If I remember correctly, strtok() doesn't do dynamic allocation, it actually modifies the string that you pass to in the first time you call it. So, in this case, it modifies buf. So dt is an array of pointers into buf. And when you exit the function, buf is destroyed.

share|improve this answer

Actually you might just add static to your buf declaration.

share|improve this answer

Ok,

  1. You have an allocate function to which you pass the return pointer array.
  2. Inside the function you allocate a string on the stack, and,
  3. Make the strtok return pointers to this stack area outside the function
  4. At that point you have 'dangling' pointers to the string -- effectively
  5. Then you call printf which kill the data in unallocated stack
  6. you miss the strings in printf.

If you want to do this, the correct way would be to
really allocate strings in your allocate function and
then free them from main after you are done with them.

The older way to work with strtok was to use strdup in the allocate and free later.


OldStuff... I think you need to pass the &data to your allocate function.
Either that, or i am not all awake yet.

share|improve this answer
    
He doesn't need that. data is of type (char*)[], and will decay to char**, which is the function argument type. If he does what you suggest, he'll get (char[])*, which won't be a compatible argument type. –  Pavel Minaev Jul 22 '09 at 18:34

As a small aside (that won't actually have an effect on your program), you loop is structured wrong.

   int j = 1;
   while(result!=NULL)
   {   

        result = strtok( NULL, delims );
        dt[j]=result;
        j++;
   }

You set dt[0], dt[1], and dt[2], correctly. However due the the nature of your loop (you check, call strtok, then insert into dt,) you're also assigning NULL into dt[3]. This would probably run fine in this trivial example, but you're probably trashing your stack.
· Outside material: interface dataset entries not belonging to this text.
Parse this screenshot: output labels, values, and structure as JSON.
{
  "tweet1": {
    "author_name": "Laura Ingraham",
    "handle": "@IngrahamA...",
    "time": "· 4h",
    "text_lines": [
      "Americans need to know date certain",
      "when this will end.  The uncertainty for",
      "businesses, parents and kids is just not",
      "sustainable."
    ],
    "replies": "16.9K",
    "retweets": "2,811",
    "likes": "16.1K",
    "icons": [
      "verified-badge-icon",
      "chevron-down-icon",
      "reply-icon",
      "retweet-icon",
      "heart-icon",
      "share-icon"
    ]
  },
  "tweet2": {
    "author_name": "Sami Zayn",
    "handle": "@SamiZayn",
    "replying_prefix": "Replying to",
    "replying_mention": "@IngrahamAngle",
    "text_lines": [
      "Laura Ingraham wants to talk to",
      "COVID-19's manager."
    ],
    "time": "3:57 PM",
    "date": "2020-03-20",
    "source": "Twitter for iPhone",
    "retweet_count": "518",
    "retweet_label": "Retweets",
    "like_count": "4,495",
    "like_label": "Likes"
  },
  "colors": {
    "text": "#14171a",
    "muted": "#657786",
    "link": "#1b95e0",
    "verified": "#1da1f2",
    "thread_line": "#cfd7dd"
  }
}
You should really structure your loop like

   result = strtok(buf," ");
   int j=0
   while(result != NULL)
   {   
        dt[j]=result;
        j++;
        result = strtok(NULL, delims);
   }
share|improve this answer
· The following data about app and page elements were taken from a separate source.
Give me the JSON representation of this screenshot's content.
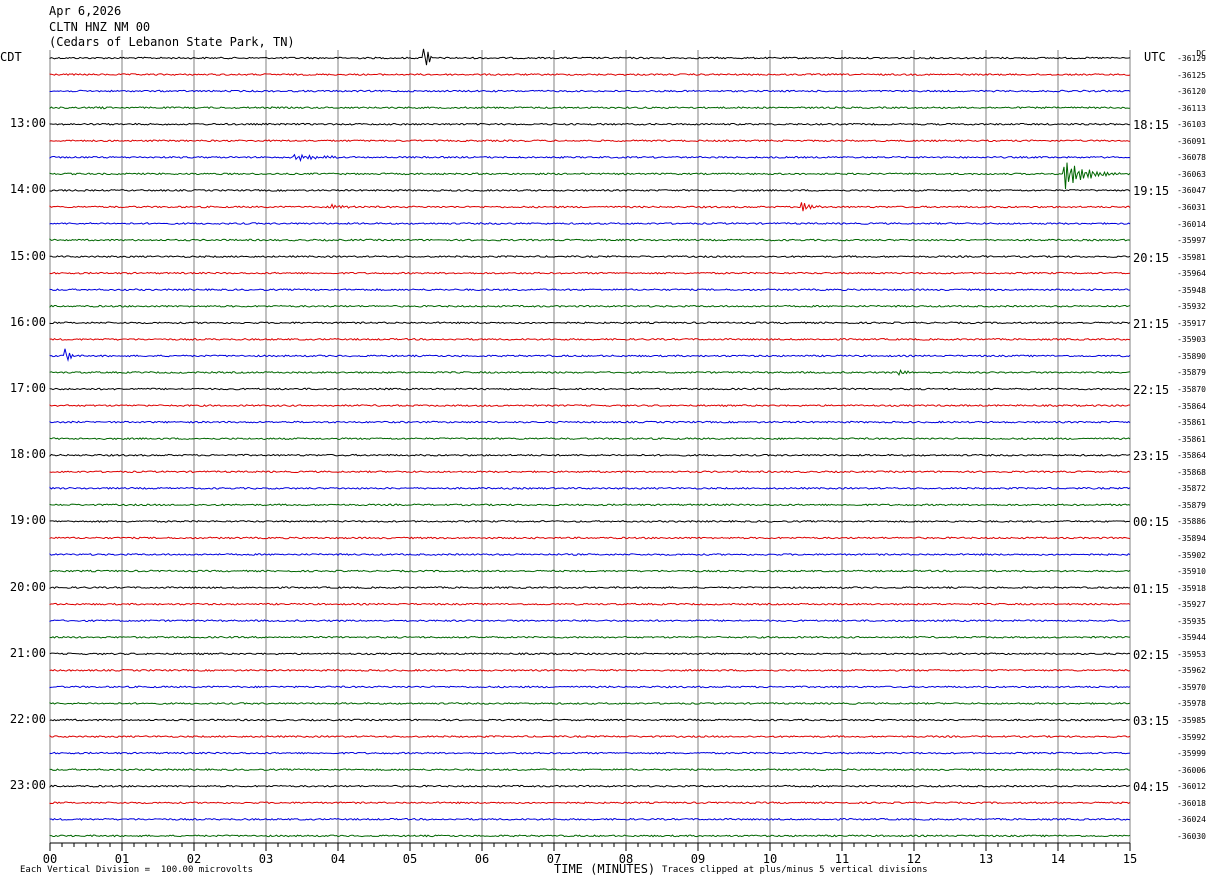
{
  "header": {
    "date": "Apr 6,2026",
    "station": "CLTN HNZ NM 00",
    "location": "(Cedars of Lebanon State Park, TN)"
  },
  "left_timezone": "CDT",
  "right_timezone": "UTC",
  "dc_label": "DC",
  "footer": {
    "vertical_division": "Each Vertical Division =  100.00 microvolts",
    "xlabel": "TIME (MINUTES)",
    "clip_note": "Traces clipped at plus/minus 5 vertical divisions"
  },
  "colors": {
    "cycle": [
      "#000000",
      "#dd0000",
      "#0000dd",
      "#006600"
    ],
    "grid": "#808080"
  },
  "chart_data": {
    "type": "line",
    "title": "CLTN HNZ NM 00",
    "xlabel": "TIME (MINUTES)",
    "xlim": [
      0,
      15
    ],
    "x_ticks": [
      "00",
      "01",
      "02",
      "03",
      "04",
      "05",
      "06",
      "07",
      "08",
      "09",
      "10",
      "11",
      "12",
      "13",
      "14",
      "15"
    ],
    "traces_per_hour": 4,
    "left_hour_labels": [
      "13:00",
      "14:00",
      "15:00",
      "16:00",
      "17:00",
      "18:00",
      "19:00",
      "20:00",
      "21:00",
      "22:00",
      "23:00"
    ],
    "right_hour_labels": [
      "18:15",
      "19:15",
      "20:15",
      "21:15",
      "22:15",
      "23:15",
      "00:15",
      "01:15",
      "02:15",
      "03:15",
      "04:15"
    ],
    "dc_offsets": [
      "-36129",
      "-36125",
      "-36120",
      "-36113",
      "-36103",
      "-36091",
      "-36078",
      "-36063",
      "-36047",
      "-36031",
      "-36014",
      "-35997",
      "-35981",
      "-35964",
      "-35948",
      "-35932",
      "-35917",
      "-35903",
      "-35890",
      "-35879",
      "-35870",
      "-35864",
      "-35861",
      "-35861",
      "-35864",
      "-35868",
      "-35872",
      "-35879",
      "-35886",
      "-35894",
      "-35902",
      "-35910",
      "-35918",
      "-35927",
      "-35935",
      "-35944",
      "-35953",
      "-35962",
      "-35970",
      "-35978",
      "-35985",
      "-35992",
      "-35999",
      "-36006",
      "-36012",
      "-36018",
      "-36024",
      "-36030"
    ],
    "events": [
      {
        "trace": 0,
        "minute": 5.2,
        "amplitude": 5
      },
      {
        "trace": 3,
        "minute": 0.7,
        "amplitude": 0.6
      },
      {
        "trace": 6,
        "minute": 3.4,
        "amplitude": 0.9,
        "duration": 1.0
      },
      {
        "trace": 7,
        "minute": 14.1,
        "amplitude": 4,
        "duration": 0.8
      },
      {
        "trace": 9,
        "minute": 3.9,
        "amplitude": 0.7,
        "duration": 0.5
      },
      {
        "trace": 9,
        "minute": 10.45,
        "amplitude": 2.0,
        "duration": 0.3
      },
      {
        "trace": 12,
        "minute": 12.95,
        "amplitude": 0.5
      },
      {
        "trace": 18,
        "minute": 0.22,
        "amplitude": 3.5
      },
      {
        "trace": 19,
        "minute": 11.8,
        "amplitude": 1.0,
        "duration": 0.3
      }
    ]
  }
}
You're trying to return the address of a local, non-static variable; once the allocate() function exits, the buf array no longer exists, so the pointers in your data array are no longer pointing to anything meaningful.

What you need to do is save a copy of the token, rather than just a pointer to it:

void allocate(char **dt)
{
  char buf[] = "The Great Scorpion";
  char delim[] = " ";
  size_t i = 0;
  char *result = strtok(buf, delim);
  while (result)
  {
    dt[i] = malloc(strlen(result) + 1);
    if (dt[i])
    {
      strcpy(dt[i++], result);
    }
    result = strtok(NULL, delim);
  }
}

int main(void)
{
  char *data[3];
  allocate(data);
  ...
}

Alternately, you can define data to be a 2D array of char, rather than just an array of pointers, but you need to make sure it's sized to handle the maximum string length; also, the type passed to allocate changes:

#define STRING_SIZE ... /* large enough for longest string */
void allocate(char (*dt)[STRING_SIZE+1])
{
  char buf[] = "The Great Scorpion";
  char delim[] = " ";
  size_t i = 0;
  char *result = strtok(buf, delim);
  while (result)
  {
    strcpy(dt[i++], result);
    result = strtok(NULL, delim);
  }
}

int main(void)
{
  char data[3][STRING_SIZE];
  allocate(data);
  ...
}

Dynamically allocating memory is more flexible, but requires some bookkeeping and you have to remember to free it when you're done with it.

share|improve this answer

To not trash the stack, the while loop should be guarded with the size of the passed parameter "char *data[3]" which is 3 in this case, i.e extra parameter.

But i agree adding static to "static char buf[] = ...." is the quickest answer to get out of pointing to the de-allocated stack of a terminated function.

share|improve this answer

You haven't allocated the memory to be used inside data[X], just allocated data.

data[0] == null pointer

share|improve this answer
    
Makes sense to me. j starts at 1, not 0. –  Robert Harvey Jul 22 '09 at 18:29
    
Robert:I am using strtok function.So just wann get into the loop. –  Maddy Jul 22 '09 at 18:30
    
You missed *dt = result; - it sets dt[0] –  Pavel Minaev Jul 22 '09 at 18:31

Your Answer

 
discard

By posting your answer, you agree to the privacy policy and terms of service.